The project, titled EcoJel, is a €1 million collaboration between Swansea University and University College Cork funded by the European Union Regional Development Fund (ERDF) under the Ireland Wales Programme 2007-2013 - Interreg 4A.
Professor Hays said: “Over the past two decades jellyfish abundance has risen globally causing concern that this is a result of climate change and degradation of marine ecosystems under the pressure of human activities, such as commercial fishing and the accidental introduction of alien species.
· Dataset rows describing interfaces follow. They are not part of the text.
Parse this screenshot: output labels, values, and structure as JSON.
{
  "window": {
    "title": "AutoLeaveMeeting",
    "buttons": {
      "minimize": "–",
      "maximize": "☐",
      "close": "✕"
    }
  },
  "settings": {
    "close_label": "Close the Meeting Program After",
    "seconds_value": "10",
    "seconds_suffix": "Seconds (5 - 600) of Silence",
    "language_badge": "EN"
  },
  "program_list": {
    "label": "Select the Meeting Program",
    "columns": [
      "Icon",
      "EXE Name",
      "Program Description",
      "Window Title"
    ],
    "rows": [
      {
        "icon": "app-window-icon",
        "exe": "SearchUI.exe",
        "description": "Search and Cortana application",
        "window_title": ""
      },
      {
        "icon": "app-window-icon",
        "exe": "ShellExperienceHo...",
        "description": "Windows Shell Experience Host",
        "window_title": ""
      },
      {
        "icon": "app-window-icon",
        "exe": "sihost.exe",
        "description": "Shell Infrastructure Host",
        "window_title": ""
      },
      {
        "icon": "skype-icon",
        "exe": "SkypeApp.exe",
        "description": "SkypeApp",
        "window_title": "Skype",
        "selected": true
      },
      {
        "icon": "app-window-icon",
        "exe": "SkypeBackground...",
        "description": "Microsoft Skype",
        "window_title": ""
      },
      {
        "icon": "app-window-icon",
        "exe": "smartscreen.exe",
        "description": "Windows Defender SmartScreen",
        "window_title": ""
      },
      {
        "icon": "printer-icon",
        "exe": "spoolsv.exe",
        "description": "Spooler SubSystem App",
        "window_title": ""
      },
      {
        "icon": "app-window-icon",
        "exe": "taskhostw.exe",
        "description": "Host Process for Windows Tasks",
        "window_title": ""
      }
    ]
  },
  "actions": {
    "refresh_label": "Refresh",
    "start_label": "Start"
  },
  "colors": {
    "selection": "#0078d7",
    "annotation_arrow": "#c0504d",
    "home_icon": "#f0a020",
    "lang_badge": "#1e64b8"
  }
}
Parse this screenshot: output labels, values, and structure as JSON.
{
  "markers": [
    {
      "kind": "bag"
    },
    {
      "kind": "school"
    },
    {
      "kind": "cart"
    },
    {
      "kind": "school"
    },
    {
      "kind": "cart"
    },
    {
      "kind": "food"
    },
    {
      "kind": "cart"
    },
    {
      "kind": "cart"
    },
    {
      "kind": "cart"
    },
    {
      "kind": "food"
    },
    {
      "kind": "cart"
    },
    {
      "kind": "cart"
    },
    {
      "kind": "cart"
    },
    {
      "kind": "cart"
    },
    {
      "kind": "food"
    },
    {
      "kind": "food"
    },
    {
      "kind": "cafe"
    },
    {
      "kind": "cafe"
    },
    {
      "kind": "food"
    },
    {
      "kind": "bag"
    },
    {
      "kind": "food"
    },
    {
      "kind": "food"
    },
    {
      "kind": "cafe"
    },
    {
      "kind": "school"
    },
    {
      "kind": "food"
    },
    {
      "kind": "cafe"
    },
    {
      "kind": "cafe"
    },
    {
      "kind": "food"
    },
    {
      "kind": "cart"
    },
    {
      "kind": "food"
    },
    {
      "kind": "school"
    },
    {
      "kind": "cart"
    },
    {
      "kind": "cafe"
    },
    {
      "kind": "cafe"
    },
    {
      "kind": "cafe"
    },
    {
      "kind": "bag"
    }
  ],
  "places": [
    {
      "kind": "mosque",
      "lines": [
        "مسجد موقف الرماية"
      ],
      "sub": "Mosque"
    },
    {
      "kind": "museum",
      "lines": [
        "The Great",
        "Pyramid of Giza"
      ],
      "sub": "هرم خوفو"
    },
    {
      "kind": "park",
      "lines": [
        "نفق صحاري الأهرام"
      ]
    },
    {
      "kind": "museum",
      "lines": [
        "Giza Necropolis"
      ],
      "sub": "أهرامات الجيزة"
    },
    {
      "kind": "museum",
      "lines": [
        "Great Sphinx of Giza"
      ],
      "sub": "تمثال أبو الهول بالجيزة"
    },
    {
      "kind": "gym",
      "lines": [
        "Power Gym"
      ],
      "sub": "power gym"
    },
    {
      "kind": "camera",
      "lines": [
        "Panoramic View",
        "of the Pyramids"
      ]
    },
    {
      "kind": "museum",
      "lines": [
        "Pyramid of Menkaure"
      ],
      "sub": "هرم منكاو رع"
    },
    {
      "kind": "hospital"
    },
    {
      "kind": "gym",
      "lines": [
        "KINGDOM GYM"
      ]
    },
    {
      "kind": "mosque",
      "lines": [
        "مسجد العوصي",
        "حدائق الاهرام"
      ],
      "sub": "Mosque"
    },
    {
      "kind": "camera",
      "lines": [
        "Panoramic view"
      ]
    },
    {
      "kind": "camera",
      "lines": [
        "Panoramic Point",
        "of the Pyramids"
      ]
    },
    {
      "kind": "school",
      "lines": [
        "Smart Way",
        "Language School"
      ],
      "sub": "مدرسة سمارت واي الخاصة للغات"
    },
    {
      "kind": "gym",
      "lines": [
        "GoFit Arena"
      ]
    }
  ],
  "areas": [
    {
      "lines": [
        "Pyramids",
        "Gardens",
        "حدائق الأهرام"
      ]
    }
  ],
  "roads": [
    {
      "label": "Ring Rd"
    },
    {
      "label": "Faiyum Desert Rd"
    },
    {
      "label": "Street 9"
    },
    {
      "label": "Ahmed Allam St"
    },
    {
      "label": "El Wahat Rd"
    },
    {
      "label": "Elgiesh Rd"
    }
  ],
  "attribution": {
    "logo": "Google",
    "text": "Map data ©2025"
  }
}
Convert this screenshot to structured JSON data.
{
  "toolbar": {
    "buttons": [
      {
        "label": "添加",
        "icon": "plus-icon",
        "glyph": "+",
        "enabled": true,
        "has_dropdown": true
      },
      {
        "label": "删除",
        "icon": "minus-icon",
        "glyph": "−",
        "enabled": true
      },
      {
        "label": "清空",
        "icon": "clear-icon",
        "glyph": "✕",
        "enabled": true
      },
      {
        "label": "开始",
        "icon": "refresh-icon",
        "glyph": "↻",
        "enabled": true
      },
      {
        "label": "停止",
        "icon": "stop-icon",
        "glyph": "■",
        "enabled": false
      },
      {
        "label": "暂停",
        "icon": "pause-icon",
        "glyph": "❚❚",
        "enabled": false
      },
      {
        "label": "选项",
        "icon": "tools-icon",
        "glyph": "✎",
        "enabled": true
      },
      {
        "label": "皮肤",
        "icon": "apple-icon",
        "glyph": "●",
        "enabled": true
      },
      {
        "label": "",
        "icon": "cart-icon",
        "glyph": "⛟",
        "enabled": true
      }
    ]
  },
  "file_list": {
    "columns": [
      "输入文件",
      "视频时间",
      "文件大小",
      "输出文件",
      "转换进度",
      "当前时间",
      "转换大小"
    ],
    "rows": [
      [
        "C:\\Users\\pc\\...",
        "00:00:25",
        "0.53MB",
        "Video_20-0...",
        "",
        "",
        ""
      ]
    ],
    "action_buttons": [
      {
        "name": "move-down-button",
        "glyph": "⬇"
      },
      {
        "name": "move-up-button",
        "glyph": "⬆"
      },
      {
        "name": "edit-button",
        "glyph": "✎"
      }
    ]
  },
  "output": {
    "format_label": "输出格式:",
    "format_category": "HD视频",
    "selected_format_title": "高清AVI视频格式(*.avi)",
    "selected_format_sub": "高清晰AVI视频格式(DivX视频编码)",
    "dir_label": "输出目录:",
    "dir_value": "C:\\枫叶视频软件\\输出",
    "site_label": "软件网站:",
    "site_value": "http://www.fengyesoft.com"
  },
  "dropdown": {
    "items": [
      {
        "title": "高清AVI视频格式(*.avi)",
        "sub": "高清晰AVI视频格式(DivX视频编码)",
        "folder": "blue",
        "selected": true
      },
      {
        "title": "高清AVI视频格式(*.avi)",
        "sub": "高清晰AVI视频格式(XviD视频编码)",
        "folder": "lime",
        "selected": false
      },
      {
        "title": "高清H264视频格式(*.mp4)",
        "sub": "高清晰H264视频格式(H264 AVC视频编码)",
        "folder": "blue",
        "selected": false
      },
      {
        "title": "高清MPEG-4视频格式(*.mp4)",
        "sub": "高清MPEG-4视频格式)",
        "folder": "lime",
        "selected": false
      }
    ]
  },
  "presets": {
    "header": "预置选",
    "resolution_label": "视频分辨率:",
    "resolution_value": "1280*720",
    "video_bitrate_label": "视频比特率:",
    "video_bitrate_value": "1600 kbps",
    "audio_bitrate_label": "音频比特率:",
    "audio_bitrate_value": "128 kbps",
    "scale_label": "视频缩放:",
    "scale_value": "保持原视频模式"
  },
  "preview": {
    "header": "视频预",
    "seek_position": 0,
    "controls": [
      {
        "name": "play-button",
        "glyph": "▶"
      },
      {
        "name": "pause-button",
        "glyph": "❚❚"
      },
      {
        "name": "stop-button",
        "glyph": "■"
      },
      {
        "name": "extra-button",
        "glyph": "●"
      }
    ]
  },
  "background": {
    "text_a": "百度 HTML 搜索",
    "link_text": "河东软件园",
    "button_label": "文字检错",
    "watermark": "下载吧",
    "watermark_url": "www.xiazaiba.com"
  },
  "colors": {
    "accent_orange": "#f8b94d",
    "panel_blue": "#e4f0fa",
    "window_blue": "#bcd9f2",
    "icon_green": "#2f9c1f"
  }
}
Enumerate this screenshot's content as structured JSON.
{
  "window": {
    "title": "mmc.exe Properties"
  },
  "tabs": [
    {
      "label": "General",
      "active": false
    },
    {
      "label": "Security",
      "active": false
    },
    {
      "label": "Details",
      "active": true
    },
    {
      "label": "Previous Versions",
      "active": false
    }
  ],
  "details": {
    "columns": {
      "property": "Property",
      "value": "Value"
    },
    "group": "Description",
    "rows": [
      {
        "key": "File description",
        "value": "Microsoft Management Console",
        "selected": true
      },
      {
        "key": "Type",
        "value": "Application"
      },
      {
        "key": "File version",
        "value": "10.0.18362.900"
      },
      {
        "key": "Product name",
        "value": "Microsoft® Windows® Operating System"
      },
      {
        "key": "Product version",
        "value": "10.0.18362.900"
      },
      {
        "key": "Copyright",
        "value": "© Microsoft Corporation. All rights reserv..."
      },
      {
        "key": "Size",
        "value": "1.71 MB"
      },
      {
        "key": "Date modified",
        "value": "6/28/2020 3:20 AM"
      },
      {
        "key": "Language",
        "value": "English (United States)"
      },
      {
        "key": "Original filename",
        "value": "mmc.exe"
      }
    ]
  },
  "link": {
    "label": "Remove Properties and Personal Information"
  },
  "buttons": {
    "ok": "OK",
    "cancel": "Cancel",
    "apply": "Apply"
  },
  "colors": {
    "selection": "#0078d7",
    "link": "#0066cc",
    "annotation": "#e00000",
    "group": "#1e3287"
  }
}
“In many places in the world, jellyfish blooms - a sudden, massive increase of jellyfish numbers - have already proved they can have critical socio-economic impacts, for example clogging fishing nets, causing mass mortalities of farmed salmon, or blocking the cooling water intake of power stations. They are also suspected to prey on certain fish eggs and larvae and may limit the potential recovery of already weakened fish stocks.”
The EcoJel project team has been focusing on the long-term increase in jellyfish abundance in the Irish Sea where several ‘hotspots’ have been identified and have had negative impacts on tourism, such as beach closures in Ireland around Dublin in 2005, and on aquaculture, hundreds of thousands of farmed salmon died because of a massive jellyfish bloom in 2007.
Until now, knowledge about these organisms in this region has remained very limited. Through analysing a dataset collected from extensive fish surveys in the Irish Sea and developing an innovative tracking device, the ‘jellytag’, a tiny electronic dive computer attached around the stalk of jellyfish to establish their movements and origin, the team aim to unravel the influences of climate change and over fishing on the abundance of jellyfish.
To date research findings have led to the EcoJel team being asked to present their insights on jellyfish at a European Parliament hearing of the Intergroup for Seas and Coastal Affairs, which is chaired by French MEP Corinne Lapage and co-chaired by Swedish MEP Isabella Lövin.
Dr Tom Doyle, Co-principal Project Investigator, from the Coastal and Marine Resources Centre, ERI, University College Cork addressed the Intergroup on behalf of the team.
Dr Doyle stated: “It is hoped that work from EcoJel will demonstrate the importance of monitoring jellyfish abundance and that jellyfish will be incorporated into the new ecosystems approach to fisheries management.”
A paper has also recently been published in the Global Change Biology journal. The full article can be viewed online
For more information on the Ecojel project visit http://www.jellyfish.ie/
For more information on the Department of Pure and Applied Ecology, based in the School of the Environment and Society visit http://www.swansea.ac.uk/biosci/